__Work order__.
This exercise asks for the entries to be repeated exactly, without their images.
- Opening Delimiter -
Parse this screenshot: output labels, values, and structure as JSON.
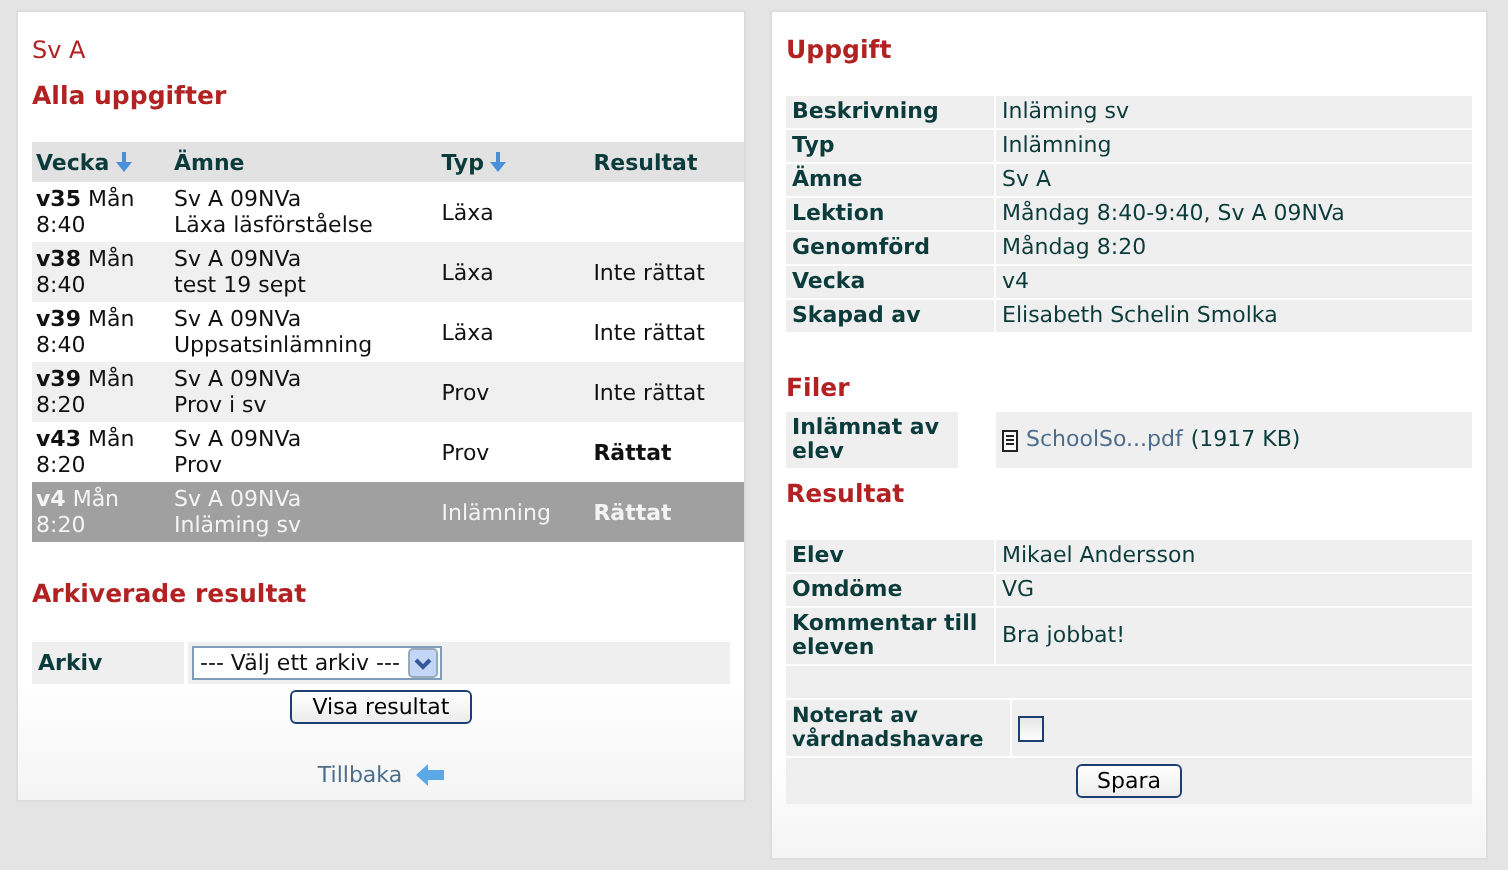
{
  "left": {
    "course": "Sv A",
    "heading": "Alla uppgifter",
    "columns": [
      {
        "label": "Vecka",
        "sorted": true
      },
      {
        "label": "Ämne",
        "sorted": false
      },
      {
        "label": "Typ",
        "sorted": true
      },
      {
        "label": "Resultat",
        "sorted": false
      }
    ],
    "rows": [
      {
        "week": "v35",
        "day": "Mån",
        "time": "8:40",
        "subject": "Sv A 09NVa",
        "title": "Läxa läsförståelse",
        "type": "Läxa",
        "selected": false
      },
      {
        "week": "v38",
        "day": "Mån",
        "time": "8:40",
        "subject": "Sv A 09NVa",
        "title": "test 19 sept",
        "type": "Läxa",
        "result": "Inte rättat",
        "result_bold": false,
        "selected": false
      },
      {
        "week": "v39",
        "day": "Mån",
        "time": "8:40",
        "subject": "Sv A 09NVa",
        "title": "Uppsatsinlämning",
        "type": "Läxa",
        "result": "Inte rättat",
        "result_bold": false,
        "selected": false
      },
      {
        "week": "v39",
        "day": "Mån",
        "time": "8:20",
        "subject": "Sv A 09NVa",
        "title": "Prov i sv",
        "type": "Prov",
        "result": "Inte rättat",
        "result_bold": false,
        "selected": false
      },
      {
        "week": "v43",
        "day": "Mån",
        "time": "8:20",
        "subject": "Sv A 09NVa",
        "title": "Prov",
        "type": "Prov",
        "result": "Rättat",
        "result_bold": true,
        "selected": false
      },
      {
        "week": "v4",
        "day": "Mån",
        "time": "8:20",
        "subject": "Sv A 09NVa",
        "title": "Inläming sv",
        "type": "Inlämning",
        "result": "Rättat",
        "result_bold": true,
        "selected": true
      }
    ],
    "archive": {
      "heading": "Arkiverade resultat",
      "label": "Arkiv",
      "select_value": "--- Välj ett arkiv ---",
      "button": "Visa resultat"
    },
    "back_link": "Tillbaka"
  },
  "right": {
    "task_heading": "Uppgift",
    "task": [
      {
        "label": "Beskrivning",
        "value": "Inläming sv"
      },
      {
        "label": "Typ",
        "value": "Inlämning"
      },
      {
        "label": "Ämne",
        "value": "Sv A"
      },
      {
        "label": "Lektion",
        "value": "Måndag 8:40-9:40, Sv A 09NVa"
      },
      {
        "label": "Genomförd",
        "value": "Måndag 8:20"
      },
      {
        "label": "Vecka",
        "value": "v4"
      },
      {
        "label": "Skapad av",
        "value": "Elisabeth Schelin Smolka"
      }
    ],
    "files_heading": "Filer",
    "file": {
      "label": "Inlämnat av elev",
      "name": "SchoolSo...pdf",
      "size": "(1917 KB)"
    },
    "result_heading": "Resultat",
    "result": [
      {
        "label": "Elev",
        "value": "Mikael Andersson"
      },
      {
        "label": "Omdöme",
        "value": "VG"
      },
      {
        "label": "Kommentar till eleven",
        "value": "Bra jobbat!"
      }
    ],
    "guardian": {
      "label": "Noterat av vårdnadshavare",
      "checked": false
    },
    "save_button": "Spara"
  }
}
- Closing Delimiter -
__Answer to this exercise__.
Parse this screenshot: output labels, values, and structure as JSON.
{
  "left": {
    "course": "Sv A",
    "heading": "Alla uppgifter",
    "columns": [
      {
        "label": "Vecka",
        "sorted": true
      },
      {
        "label": "Ämne",
        "sorted": false
      },
      {
        "label": "Typ",
        "sorted": true
      },
      {
        "label": "Resultat",
        "sorted": false
      }
    ],
    "rows": [
      {
        "week": "v35",
        "day": "Mån",
        "time": "8:40",
        "subject": "Sv A 09NVa",
        "title": "Läxa läsförståelse",
        "type": "Läxa",
        "selected": false
      },
      {
        "week": "v38",
        "day": "Mån",
        "time": "8:40",
        "subject": "Sv A 09NVa",
        "title": "test 19 sept",
        "type": "Läxa",
        "result": "Inte rättat",
        "result_bold": false,
        "selected": false
      },
      {
        "week": "v39",
        "day": "Mån",
        "time": "8:40",
        "subject": "Sv A 09NVa",
        "title": "Uppsatsinlämning",
        "type": "Läxa",
        "result": "Inte rättat",
        "result_bold": false,
        "selected": false
      },
      {
        "week": "v39",
        "day": "Mån",
        "time": "8:20",
        "subject": "Sv A 09NVa",
        "title": "Prov i sv",
        "type": "Prov",
        "result": "Inte rättat",
        "result_bold": false,
        "selected": false
      },
      {
        "week": "v43",
        "day": "Mån",
        "time": "8:20",
        "subject": "Sv A 09NVa",
        "title": "Prov",
        "type": "Prov",
        "result": "Rättat",
        "result_bold": true,
        "selected": false
      },
      {
        "week": "v4",
        "day": "Mån",
        "time": "8:20",
        "subject": "Sv A 09NVa",
        "title": "Inläming sv",
        "type": "Inlämning",
        "result": "Rättat",
        "result_bold": true,
        "selected": true
      }
    ],
    "archive": {
      "heading": "Arkiverade resultat",
      "label": "Arkiv",
      "select_value": "--- Välj ett arkiv ---",
      "button": "Visa resultat"
    },
    "back_link": "Tillbaka"
  },
  "right": {
    "task_heading": "Uppgift",
    "task": [
      {
        "label": "Beskrivning",
        "value": "Inläming sv"
      },
      {
        "label": "Typ",
        "value": "Inlämning"
      },
      {
        "label": "Ämne",
        "value": "Sv A"
      },
      {
        "label": "Lektion",
        "value": "Måndag 8:40-9:40, Sv A 09NVa"
      },
      {
        "label": "Genomförd",
        "value": "Måndag 8:20"
      },
      {
        "label": "Vecka",
        "value": "v4"
      },
      {
        "label": "Skapad av",
        "value": "Elisabeth Schelin Smolka"
      }
    ],
    "files_heading": "Filer",
    "file": {
      "label": "Inlämnat av elev",
      "name": "SchoolSo...pdf",
      "size": "(1917 KB)"
    },
    "result_heading": "Resultat",
    "result": [
      {
        "label": "Elev",
        "value": "Mikael Andersson"
      },
      {
        "label": "Omdöme",
        "value": "VG"
      },
      {
        "label": "Kommentar till eleven",
        "value": "Bra jobbat!"
      }
    ],
    "guardian": {
      "label": "Noterat av vårdnadshavare",
      "checked": false
    },
    "save_button": "Spara"
  }
}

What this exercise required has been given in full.